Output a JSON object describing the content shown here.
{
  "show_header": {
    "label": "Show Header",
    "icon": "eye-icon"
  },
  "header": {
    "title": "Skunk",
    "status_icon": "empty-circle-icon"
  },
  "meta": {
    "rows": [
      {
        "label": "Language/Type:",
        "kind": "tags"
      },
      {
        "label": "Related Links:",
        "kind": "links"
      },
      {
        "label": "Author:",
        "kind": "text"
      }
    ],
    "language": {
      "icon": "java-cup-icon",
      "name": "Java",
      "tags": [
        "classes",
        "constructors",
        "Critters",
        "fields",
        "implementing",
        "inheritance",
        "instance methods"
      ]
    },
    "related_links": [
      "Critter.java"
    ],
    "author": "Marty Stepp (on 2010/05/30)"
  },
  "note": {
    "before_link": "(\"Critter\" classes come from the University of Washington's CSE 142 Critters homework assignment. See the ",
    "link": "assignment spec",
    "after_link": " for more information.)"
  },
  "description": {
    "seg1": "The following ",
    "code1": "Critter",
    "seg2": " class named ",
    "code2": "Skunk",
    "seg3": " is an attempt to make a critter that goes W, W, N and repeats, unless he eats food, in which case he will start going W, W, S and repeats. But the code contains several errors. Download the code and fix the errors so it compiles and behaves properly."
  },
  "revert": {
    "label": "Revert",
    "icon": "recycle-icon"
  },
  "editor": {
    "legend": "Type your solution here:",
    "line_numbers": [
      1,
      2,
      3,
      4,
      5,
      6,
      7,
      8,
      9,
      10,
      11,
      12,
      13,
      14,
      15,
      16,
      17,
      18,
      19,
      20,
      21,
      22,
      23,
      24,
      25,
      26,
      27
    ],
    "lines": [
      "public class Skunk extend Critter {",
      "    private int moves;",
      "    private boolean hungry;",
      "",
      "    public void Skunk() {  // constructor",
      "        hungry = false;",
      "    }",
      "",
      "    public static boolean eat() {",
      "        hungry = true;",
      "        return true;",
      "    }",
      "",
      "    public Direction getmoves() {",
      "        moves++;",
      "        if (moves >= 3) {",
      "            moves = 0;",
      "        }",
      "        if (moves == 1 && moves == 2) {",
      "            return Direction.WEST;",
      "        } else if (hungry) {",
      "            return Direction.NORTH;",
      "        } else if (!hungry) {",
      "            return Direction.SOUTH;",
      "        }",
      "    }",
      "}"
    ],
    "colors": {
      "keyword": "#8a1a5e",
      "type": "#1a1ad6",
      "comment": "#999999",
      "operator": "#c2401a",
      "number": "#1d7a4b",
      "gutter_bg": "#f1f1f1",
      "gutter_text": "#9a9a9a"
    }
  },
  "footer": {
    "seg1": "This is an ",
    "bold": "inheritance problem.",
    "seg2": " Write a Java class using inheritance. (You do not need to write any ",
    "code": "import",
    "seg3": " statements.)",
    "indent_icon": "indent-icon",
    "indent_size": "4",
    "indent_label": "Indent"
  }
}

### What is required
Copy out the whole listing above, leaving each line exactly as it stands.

### Reply to the task
Output a JSON object describing the content shown here.
{
  "show_header": {
    "label": "Show Header",
    "icon": "eye-icon"
  },
  "header": {
    "title": "Skunk",
    "status_icon": "empty-circle-icon"
  },
  "meta": {
    "rows": [
      {
        "label": "Language/Type:",
        "kind": "tags"
      },
      {
        "label": "Related Links:",
        "kind": "links"
      },
      {
        "label": "Author:",
        "kind": "text"
      }
    ],
    "language": {
      "icon": "java-cup-icon",
      "name": "Java",
      "tags": [
        "classes",
        "constructors",
        "Critters",
        "fields",
        "implementing",
        "inheritance",
        "instance methods"
      ]
    },
    "related_links": [
      "Critter.java"
    ],
    "author": "Marty Stepp (on 2010/05/30)"
  },
  "note": {
    "before_link": "(\"Critter\" classes come from the University of Washington's CSE 142 Critters homework assignment. See the ",
    "link": "assignment spec",
    "after_link": " for more information.)"
  },
  "description": {
    "seg1": "The following ",
    "code1": "Critter",
    "seg2": " class named ",
    "code2": "Skunk",
    "seg3": " is an attempt to make a critter that goes W, W, N and repeats, unless he eats food, in which case he will start going W, W, S and repeats. But the code contains several errors. Download the code and fix the errors so it compiles and behaves properly."
  },
  "revert": {
    "label": "Revert",
    "icon": "recycle-icon"
  },
  "editor": {
    "legend": "Type your solution here:",
    "line_numbers": [
      1,
      2,
      3,
      4,
      5,
      6,
      7,
      8,
      9,
      10,
      11,
      12,
      13,
      14,
      15,
      16,
      17,
      18,
      19,
      20,
      21,
      22,
      23,
      24,
      25,
      26,
      27
    ],
    "lines": [
      "public class Skunk extend Critter {",
      "    private int moves;",
      "    private boolean hungry;",
      "",
      "    public void Skunk() {  // constructor",
      "        hungry = false;",
      "    }",
      "",
      "    public static boolean eat() {",
      "        hungry = true;",
      "        return true;",
      "    }",
      "",
      "    public Direction getmoves() {",
      "        moves++;",
      "        if (moves >= 3) {",
      "            moves = 0;",
      "        }",
      "        if (moves == 1 && moves == 2) {",
      "            return Direction.WEST;",
      "        } else if (hungry) {",
      "            return Direction.NORTH;",
      "        } else if (!hungry) {",
      "            return Direction.SOUTH;",
      "        }",
      "    }",
      "}"
    ],
    "colors": {
      "keyword": "#8a1a5e",
      "type": "#1a1ad6",
      "comment": "#999999",
      "operator": "#c2401a",
      "number": "#1d7a4b",
      "gutter_bg": "#f1f1f1",
      "gutter_text": "#9a9a9a"
    }
  },
  "footer": {
    "seg1": "This is an ",
    "bold": "inheritance problem.",
    "seg2": " Write a Java class using inheritance. (You do not need to write any ",
    "code": "import",
    "seg3": " statements.)",
    "indent_icon": "indent-icon",
    "indent_size": "4",
    "indent_label": "Indent"
  }
}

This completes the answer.